President Trump, meanwhile, is riding high on his impeachment acquittal and his current approval ratings: 49 percent, per Gallup—a personal best. The Iowa caucus was, of course, a total gift to him, as was his acquittal for those who find a he-beat-the-system narrative to be enticing (as many in America clearly do).
And remember, while the Dems were melting down in Iowa, Trump was sailing to a 97.1 percent vote victory in the Republican caucus there. His Republican challengers, former Massachusetts Governor Bill Weld and former U.S. Representative Joe Walsh of Illinois (who quietly suspended his campaign as this story was going to press), have spent negligible amounts on early-voting states, not to mention nationally.
What’s becoming clear is that Trump can conserve his ad firepower—that Super Bowl commercial aside, his outlay so far has been just $54.7 million across TV and radio as well as Facebook and Google properties—while the Democrats eat themselves. (And keep in mind that the Trump campaign’s digital spending hasn’t really been about swaying voters; it’s been about fundraising by targeting diehards, to keep the campaign war chest overflowing.)
Once a clear Democratic front-runner emerges—or perhaps right after the nominee is formally named on the last day of the Democratic National Convention in Milwaukee on July 16—Team Trump can devote tens of millions, or possibly hundreds of millions, to targeting said challenger with attack ads.
Those attack ads will come on top of the mainstream media’s generous amplification of the demo job he’ll have been doing on Twitter all spring and summer long, for free.
Can the ultimate Democratic nominee spend anywhere near enough to counter all that?
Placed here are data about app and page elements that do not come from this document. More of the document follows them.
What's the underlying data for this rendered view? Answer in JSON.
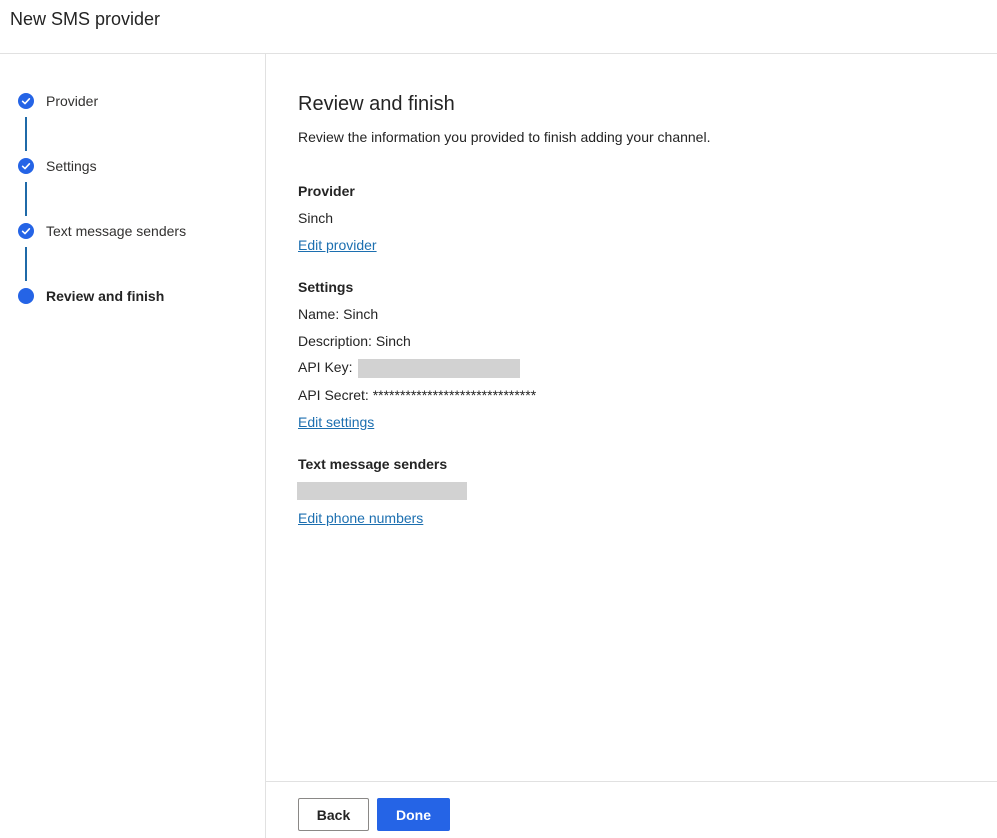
{
  "header": {
    "title": "New SMS provider"
  },
  "steps": [
    {
      "label": "Provider",
      "state": "complete"
    },
    {
      "label": "Settings",
      "state": "complete"
    },
    {
      "label": "Text message senders",
      "state": "complete"
    },
    {
      "label": "Review and finish",
      "state": "current"
    }
  ],
  "main": {
    "title": "Review and finish",
    "description": "Review the information you provided to finish adding your channel.",
    "provider": {
      "heading": "Provider",
      "value": "Sinch",
      "edit_link": "Edit provider"
    },
    "settings": {
      "heading": "Settings",
      "name_label": "Name:",
      "name_value": "Sinch",
      "description_label": "Description:",
      "description_value": "Sinch",
      "api_key_label": "API Key:",
      "api_secret_label": "API Secret:",
      "api_secret_value": "******************************",
      "edit_link": "Edit settings"
    },
    "senders": {
      "heading": "Text message senders",
      "edit_link": "Edit phone numbers"
    }
  },
  "footer": {
    "back_label": "Back",
    "done_label": "Done"
  },
  "colors": {
    "accent": "#2564e6",
    "link": "#1c6fb0",
    "step_line": "#1f6aa8",
    "redaction": "#d2d2d2"
  }
}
Stay tuned.
Ad Age Datacenter is Kevin Brown, Bradley Johnson and Catherine Wolf.